October 21, 2013

A Very Intricate Nonsense

In journalism there is a phenomenon called "burying the lead." It happens when an incompetent reporter doesn't understand the essential point of a story, and buries it beneath secondary points.

In the advertising business, we also bury the lead. But mostly, we do it intentionally.
"Our click rate was .042% which is about 22% above the category norm of .035%. Our re-targeting really helped with a .7% rate. By using behavioral scoring we achieved... and our optimization matrix...this lead to an uplift rate of... and a year-over-year ROI increase of almost 33%."
I have been at a few too many of these "bury the lead" meetings.

The meeting will continue on to discuss how the re-targeting was implemented and how we optimized and what behavioral elements were included in our plan and how we can continue to increase our year-over-year ROI, and will never get around to the real story.

The real story is this: For every 10,000 ads that were delivered we got 4 clicks. And we don't know how many of those clicks were fraudulent and how many were accidental.

The era of "big data" is quickly becoming the era of "big bullshit" -- bullshit on a grander scale than ever before. We've always had ability to bullshit with words. Now we have the ability to bullshit with math. We've always had bullshit artists. Now we have bullshit scientists.

For a wonderful analysis of how we are raising irrelevancy and obfuscation to new heights, I highly recommend this post by Doc Searls. Doc is a brilliant guy who was one of the writers of The Cluetrain Manifesto, one of the foundational documents of the digital era. I have, at times, poked fun at it. But I have great regard for Doc and his intellect. Here's a snippet from his post:
When I was doing research for The Intention Economy, the most important input I got came from Doug Rauch, the retired president of Trader Joe's. One big reason for Trader Joe's success, he told me, is...that it minimizes marketing bullshit. It has no loyalty program, no coupons, no discounts and none of the expenses any of those involve, including the cost of running a big data mill. ...By avoiding this kind of thing, Trader Joe's spares itself the cognitive overhead required to rationalize complicating the living shit out of everything, which is what marketing tends to do—and does now, more than ever, with Big Data.
Here's a pretty good rule of thumb for understanding what's really going on at the next online advertising presentation you attend: The deeper the dive, the more calculatedly they're burying the lead.

Thanks to George for pointing me to Doc's post


Hayes said...

"Duking the stats" - The Wire.

dmarti said...

Good points. Because large agencies and tech companies are finding it so easy to bullshit the clients with math, the industry is systematically throwing away what's valuable about advertising in the first place.


George Tannenbaum said...

It's actually called burying the "lede." To distinguish lede from lead, as the in typographic space bar.

Jason Fox said...

Yet by posting even this negative comment, you've inflated Bob's Engagement Quotient by a factor of 25%.
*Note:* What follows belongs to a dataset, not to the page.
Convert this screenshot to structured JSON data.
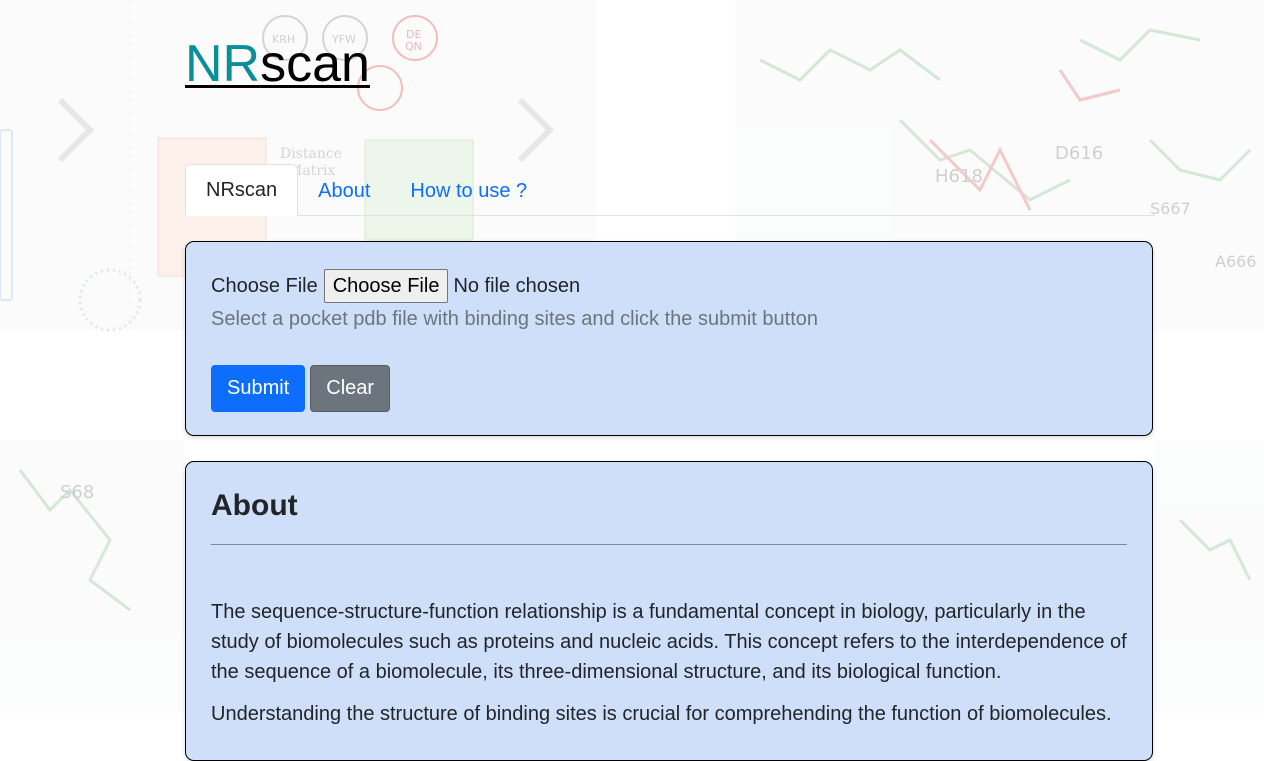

Ian said...

There are bullshitters, but quoting stats in isolation of the business context doesn't contribute to proving them as bullshit. As this article is about getting to the real story, I thought you would have known that.
As an example from my own career, I once ran a PPC campaign whose desired outcome demanded we lower the Click Through Rate.
We were getting a lot of non-converting traffic and it was costing our client money. So we wanted to disqualify this traffic, very cleanly.
We did this, and the CTR fell. And it probably looked unimpressive. But if you consider that the 'real story' then you're missing the point: sales went up, cost-per-conversion came down.
I get that you're an ideologue and I appreciate your point of view, but quoting statistics out of context and masquerading them as 'the real story' is a little hypocritical, no?

andy said...

How do we know that gerald Hensel is real and not just a Bot posing as a troll?

Craig McGill said...

George, maybe in the US, but in the UK - as far as I saw in 20 years of journalism - it was always "lead"

tim said...

Marketing pros have finally figured out what mathematics grad students have known for generations: numbers are like clay – you can make them mean anything you want.

Matt Sharper said...

ian are you trolling?

Ian said...

Nope. The aim of the campaign wasn't CTR. It was ROI. Do you think they are always the same?
If click rate *was* the objective then yeah, its all bullshit and you failed. But the article weighs in on CTR like its the most important metric and the objective of all online marketers... when this is not always the case.

AgencyOfZero said...

This is not a debate about advertising, but a debate about epistemology, with fallacies on both sides. argumentum ad cherry-picking, nitpicking & ranting. The real story here (burying the lead) is the lengths old ad people go to talk themselves into not simply laying down and dying; and just as annoying is the other side, young talentless busybodies basking in the data-driven opportunities to mediocre goody-goodies to actually earn the right to pretend to be ad people long enough to get through the next two decades. Hope I'm around to watch them squirm when the new thing comes. See if they can be all rational and change on a dime. Good luck all